*** PROVIDED ENTRIES ***

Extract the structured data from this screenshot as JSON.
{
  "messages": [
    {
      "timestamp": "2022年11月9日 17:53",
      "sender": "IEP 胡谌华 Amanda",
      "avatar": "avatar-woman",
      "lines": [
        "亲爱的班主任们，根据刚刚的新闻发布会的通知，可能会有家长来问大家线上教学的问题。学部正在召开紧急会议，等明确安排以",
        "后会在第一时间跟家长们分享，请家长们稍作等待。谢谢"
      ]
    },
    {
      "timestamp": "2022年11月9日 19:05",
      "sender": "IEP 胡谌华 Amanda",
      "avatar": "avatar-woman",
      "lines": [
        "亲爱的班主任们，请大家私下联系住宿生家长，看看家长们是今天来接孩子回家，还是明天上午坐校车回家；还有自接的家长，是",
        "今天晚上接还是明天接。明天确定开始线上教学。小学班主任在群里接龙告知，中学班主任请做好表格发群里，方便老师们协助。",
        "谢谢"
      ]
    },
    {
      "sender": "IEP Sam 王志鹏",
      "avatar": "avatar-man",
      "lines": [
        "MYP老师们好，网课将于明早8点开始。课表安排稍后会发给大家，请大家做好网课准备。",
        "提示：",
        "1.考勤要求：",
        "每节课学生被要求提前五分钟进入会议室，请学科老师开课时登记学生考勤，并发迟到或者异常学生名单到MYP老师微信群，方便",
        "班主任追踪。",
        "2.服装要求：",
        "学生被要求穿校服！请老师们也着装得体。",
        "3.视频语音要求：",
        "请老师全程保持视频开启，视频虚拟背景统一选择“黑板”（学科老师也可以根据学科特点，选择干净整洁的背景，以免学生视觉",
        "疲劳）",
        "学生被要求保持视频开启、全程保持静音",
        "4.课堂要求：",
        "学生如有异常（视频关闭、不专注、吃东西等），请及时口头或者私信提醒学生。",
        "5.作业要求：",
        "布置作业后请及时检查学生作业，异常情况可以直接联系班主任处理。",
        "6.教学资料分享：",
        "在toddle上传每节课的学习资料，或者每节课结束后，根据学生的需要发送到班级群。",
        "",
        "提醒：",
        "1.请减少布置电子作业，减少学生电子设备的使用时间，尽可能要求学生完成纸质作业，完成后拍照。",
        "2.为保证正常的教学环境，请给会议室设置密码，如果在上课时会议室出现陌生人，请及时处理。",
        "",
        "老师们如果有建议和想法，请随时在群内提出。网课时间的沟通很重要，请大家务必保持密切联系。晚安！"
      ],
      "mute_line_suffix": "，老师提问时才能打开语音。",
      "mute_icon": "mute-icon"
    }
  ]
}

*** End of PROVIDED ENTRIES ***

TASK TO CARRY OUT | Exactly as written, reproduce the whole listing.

SOLUTION TO THIS PROBLEM |
Extract the structured data from this screenshot as JSON.
{
  "messages": [
    {
      "timestamp": "2022年11月9日 17:53",
      "sender": "IEP 胡谌华 Amanda",
      "avatar": "avatar-woman",
      "lines": [
        "亲爱的班主任们，根据刚刚的新闻发布会的通知，可能会有家长来问大家线上教学的问题。学部正在召开紧急会议，等明确安排以",
        "后会在第一时间跟家长们分享，请家长们稍作等待。谢谢"
      ]
    },
    {
      "timestamp": "2022年11月9日 19:05",
      "sender": "IEP 胡谌华 Amanda",
      "avatar": "avatar-woman",
      "lines": [
        "亲爱的班主任们，请大家私下联系住宿生家长，看看家长们是今天来接孩子回家，还是明天上午坐校车回家；还有自接的家长，是",
        "今天晚上接还是明天接。明天确定开始线上教学。小学班主任在群里接龙告知，中学班主任请做好表格发群里，方便老师们协助。",
        "谢谢"
      ]
    },
    {
      "sender": "IEP Sam 王志鹏",
      "avatar": "avatar-man",
      "lines": [
        "MYP老师们好，网课将于明早8点开始。课表安排稍后会发给大家，请大家做好网课准备。",
        "提示：",
        "1.考勤要求：",
        "每节课学生被要求提前五分钟进入会议室，请学科老师开课时登记学生考勤，并发迟到或者异常学生名单到MYP老师微信群，方便",
        "班主任追踪。",
        "2.服装要求：",
        "学生被要求穿校服！请老师们也着装得体。",
        "3.视频语音要求：",
        "请老师全程保持视频开启，视频虚拟背景统一选择“黑板”（学科老师也可以根据学科特点，选择干净整洁的背景，以免学生视觉",
        "疲劳）",
        "学生被要求保持视频开启、全程保持静音",
        "4.课堂要求：",
        "学生如有异常（视频关闭、不专注、吃东西等），请及时口头或者私信提醒学生。",
        "5.作业要求：",
        "布置作业后请及时检查学生作业，异常情况可以直接联系班主任处理。",
        "6.教学资料分享：",
        "在toddle上传每节课的学习资料，或者每节课结束后，根据学生的需要发送到班级群。",
        "",
        "提醒：",
        "1.请减少布置电子作业，减少学生电子设备的使用时间，尽可能要求学生完成纸质作业，完成后拍照。",
        "2.为保证正常的教学环境，请给会议室设置密码，如果在上课时会议室出现陌生人，请及时处理。",
        "",
        "老师们如果有建议和想法，请随时在群内提出。网课时间的沟通很重要，请大家务必保持密切联系。晚安！"
      ],
      "mute_line_suffix": "，老师提问时才能打开语音。",
      "mute_icon": "mute-icon"
    }
  ]
}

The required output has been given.